Odds and quads

The Oracle by Reg Butler is one of five original works in the University of Hertfordshire’s art collection.

April 4, 2013

The 1952 work was originally intended to grace the entrance hall of Hatfield Technical College, an institution that opened in 1953 designed largely to train mechanical and aeronautical engineers.

The college became Hatfield Polytechnic in 1969, which merged with the Hertfordshire College of Art and Design and eventually acquired university status in 1992.

Butler (1913-81) was a leading English sculptor of his day, with many of his works still held by Tate Britain in London and the Museum of Modern Art in New York. Although inspired by the theme of flight, The Oracle is a striking mixture of the animal and the industrial, the prehistoric and the futuristic.

The celebrated art critic Lawrence Alloway described it as “an ambiguous and violent image, compounded of parts of a jet aircraft and organic forms which evoke a pterodactyl”.

Send suggestions for this series on the treasures, oddities and curiosities owned by universities across the world to matthew.reisz@tsleducation.com
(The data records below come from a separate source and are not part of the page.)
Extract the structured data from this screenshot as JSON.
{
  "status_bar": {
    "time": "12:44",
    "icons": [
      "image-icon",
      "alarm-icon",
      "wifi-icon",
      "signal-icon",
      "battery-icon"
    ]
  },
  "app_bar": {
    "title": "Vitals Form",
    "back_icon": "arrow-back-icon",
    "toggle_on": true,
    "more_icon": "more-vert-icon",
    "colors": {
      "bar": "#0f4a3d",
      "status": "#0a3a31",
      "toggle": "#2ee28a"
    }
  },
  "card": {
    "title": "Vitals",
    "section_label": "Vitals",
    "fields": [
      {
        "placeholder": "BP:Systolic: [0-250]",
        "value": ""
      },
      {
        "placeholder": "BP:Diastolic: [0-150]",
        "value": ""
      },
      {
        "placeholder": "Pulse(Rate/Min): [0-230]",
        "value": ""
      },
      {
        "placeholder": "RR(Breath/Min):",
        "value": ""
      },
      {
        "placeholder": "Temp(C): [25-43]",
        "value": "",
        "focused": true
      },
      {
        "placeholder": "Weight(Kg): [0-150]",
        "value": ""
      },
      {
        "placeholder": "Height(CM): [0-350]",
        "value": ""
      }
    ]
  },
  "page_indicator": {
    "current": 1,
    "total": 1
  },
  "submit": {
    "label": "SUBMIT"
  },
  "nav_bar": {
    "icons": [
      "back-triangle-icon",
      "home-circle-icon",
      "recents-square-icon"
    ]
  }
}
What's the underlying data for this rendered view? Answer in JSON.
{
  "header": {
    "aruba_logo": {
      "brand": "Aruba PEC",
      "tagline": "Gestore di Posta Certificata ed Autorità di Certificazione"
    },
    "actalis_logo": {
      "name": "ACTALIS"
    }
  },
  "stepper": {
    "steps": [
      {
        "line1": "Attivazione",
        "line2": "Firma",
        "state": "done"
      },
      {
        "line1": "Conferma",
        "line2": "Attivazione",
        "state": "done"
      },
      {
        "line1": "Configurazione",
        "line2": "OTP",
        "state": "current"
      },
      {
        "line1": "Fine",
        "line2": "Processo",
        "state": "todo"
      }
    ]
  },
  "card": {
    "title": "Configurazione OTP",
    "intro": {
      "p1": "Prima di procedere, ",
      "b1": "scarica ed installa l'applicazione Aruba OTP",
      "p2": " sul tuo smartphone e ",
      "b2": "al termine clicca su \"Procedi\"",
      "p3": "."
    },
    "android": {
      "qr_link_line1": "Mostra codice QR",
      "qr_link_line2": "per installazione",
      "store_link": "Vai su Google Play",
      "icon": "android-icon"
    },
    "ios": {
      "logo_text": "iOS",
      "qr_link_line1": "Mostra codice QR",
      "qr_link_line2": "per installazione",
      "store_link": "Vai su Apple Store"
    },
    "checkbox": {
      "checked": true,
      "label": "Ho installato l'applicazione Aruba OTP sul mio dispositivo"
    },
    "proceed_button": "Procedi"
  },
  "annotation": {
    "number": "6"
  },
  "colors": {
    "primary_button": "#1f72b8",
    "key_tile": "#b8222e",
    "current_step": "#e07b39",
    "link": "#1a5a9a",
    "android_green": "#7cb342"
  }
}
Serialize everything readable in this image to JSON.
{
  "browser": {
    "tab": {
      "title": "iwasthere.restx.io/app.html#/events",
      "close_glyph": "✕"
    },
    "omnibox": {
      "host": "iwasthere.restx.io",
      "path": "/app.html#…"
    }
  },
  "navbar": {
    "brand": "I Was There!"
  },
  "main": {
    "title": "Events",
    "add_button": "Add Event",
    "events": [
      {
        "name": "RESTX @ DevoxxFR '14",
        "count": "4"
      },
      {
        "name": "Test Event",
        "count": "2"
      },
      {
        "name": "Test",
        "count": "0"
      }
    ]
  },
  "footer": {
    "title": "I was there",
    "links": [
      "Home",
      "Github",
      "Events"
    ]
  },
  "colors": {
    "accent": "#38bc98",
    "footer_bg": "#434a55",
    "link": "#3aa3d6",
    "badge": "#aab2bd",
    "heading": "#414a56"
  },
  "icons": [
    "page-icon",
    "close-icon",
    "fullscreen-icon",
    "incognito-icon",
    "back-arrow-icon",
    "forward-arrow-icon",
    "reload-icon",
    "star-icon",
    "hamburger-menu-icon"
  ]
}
You've reached your article limit.

Register to continue

Registration is free and only takes a moment. Once registered you can read a total of 3 articles each month, plus:

  • Sign up for the editor's highlights
  • Receive World University Rankings news first
  • Get job alerts, shortlist jobs and save job searches
  • Participate in reader discussions and post comments
Register

Have your say

Log in or register to post comments

Featured Jobs

Most Commented

Worried man wiping forehead
Two academics explain how to beat some of the typical anxieties associated with a doctoral degree
A group of flamingos and a Marabou stork

A right-wing philosopher in Texas tells John Gill how a minority of students can shut down debates and intimidate lecturers – and why he backs Trump

A face made of numbers looks over a university campus

From personalising tuition to performance management, the use of data is increasingly driving how institutions operate

students use laptops

Researchers say students who use computers score half a grade lower than those who write notes

As the country succeeds in attracting even more students from overseas, a mixture of demographics, ‘soft power’ concerns and local politics help explain its policy